_Task instructions_: Quote all entries in full, exactly.

_Provided information_:
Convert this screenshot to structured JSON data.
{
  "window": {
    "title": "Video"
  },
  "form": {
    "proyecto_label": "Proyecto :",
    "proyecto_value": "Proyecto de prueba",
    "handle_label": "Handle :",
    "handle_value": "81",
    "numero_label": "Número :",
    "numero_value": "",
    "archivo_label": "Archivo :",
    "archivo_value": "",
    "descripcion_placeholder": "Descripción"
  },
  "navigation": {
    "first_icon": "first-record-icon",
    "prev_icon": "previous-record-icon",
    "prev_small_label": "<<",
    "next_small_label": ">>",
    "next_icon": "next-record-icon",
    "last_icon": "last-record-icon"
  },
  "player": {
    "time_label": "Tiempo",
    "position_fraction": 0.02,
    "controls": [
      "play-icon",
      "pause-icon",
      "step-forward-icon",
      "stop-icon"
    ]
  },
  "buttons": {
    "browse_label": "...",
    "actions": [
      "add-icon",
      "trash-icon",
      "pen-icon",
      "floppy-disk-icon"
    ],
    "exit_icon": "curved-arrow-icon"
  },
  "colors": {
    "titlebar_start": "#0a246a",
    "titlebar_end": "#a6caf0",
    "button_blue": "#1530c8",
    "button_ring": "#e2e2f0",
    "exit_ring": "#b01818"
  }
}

_Task solution_:
Convert this screenshot to structured JSON data.
{
  "window": {
    "title": "Video"
  },
  "form": {
    "proyecto_label": "Proyecto :",
    "proyecto_value": "Proyecto de prueba",
    "handle_label": "Handle :",
    "handle_value": "81",
    "numero_label": "Número :",
    "numero_value": "",
    "archivo_label": "Archivo :",
    "archivo_value": "",
    "descripcion_placeholder": "Descripción"
  },
  "navigation": {
    "first_icon": "first-record-icon",
    "prev_icon": "previous-record-icon",
    "prev_small_label": "<<",
    "next_small_label": ">>",
    "next_icon": "next-record-icon",
    "last_icon": "last-record-icon"
  },
  "player": {
    "time_label": "Tiempo",
    "position_fraction": 0.02,
    "controls": [
      "play-icon",
      "pause-icon",
      "step-forward-icon",
      "stop-icon"
    ]
  },
  "buttons": {
    "browse_label": "...",
    "actions": [
      "add-icon",
      "trash-icon",
      "pen-icon",
      "floppy-disk-icon"
    ],
    "exit_icon": "curved-arrow-icon"
  },
  "colors": {
    "titlebar_start": "#0a246a",
    "titlebar_end": "#a6caf0",
    "button_blue": "#1530c8",
    "button_ring": "#e2e2f0",
    "exit_ring": "#b01818"
  }
}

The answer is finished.